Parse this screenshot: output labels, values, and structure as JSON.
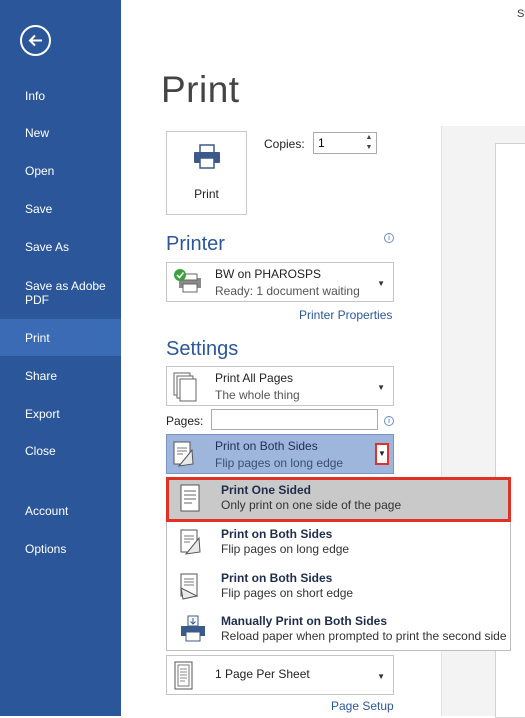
{
  "sidebar": {
    "items": [
      {
        "label": "Info"
      },
      {
        "label": "New"
      },
      {
        "label": "Open"
      },
      {
        "label": "Save"
      },
      {
        "label": "Save As"
      },
      {
        "label": "Save as Adobe PDF"
      },
      {
        "label": "Print"
      },
      {
        "label": "Share"
      },
      {
        "label": "Export"
      },
      {
        "label": "Close"
      },
      {
        "label": "Account"
      },
      {
        "label": "Options"
      }
    ],
    "active": "Print"
  },
  "header": {
    "title": "Print",
    "top_right_text": "St"
  },
  "print_button": {
    "label": "Print"
  },
  "copies": {
    "label": "Copies:",
    "value": "1"
  },
  "printer": {
    "section_title": "Printer",
    "name": "BW on PHAROSPS",
    "status": "Ready: 1 document waiting",
    "properties_link": "Printer Properties"
  },
  "settings": {
    "section_title": "Settings",
    "range": {
      "title": "Print All Pages",
      "subtitle": "The whole thing"
    },
    "pages_label": "Pages:",
    "pages_value": "",
    "sides": {
      "title": "Print on Both Sides",
      "subtitle": "Flip pages on long edge"
    },
    "per_sheet": {
      "title": "1 Page Per Sheet"
    },
    "page_setup_link": "Page Setup"
  },
  "menu": {
    "items": [
      {
        "title": "Print One Sided",
        "subtitle": "Only print on one side of the page"
      },
      {
        "title": "Print on Both Sides",
        "subtitle": "Flip pages on long edge"
      },
      {
        "title": "Print on Both Sides",
        "subtitle": "Flip pages on short edge"
      },
      {
        "title": "Manually Print on Both Sides",
        "subtitle": "Reload paper when prompted to print the second side"
      }
    ]
  },
  "colors": {
    "accent": "#2b579a",
    "highlight": "#e03126"
  }
}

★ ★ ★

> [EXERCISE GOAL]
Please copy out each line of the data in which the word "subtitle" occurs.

> [RESPONSE AREA]
      "subtitle": "The whole thing"
      "subtitle": "Flip pages on long edge"
        "subtitle": "Only print on one side of the page"
        "subtitle": "Flip pages on long edge"
        "subtitle": "Flip pages on short edge"
        "subtitle": "Reload paper when prompted to print the second side"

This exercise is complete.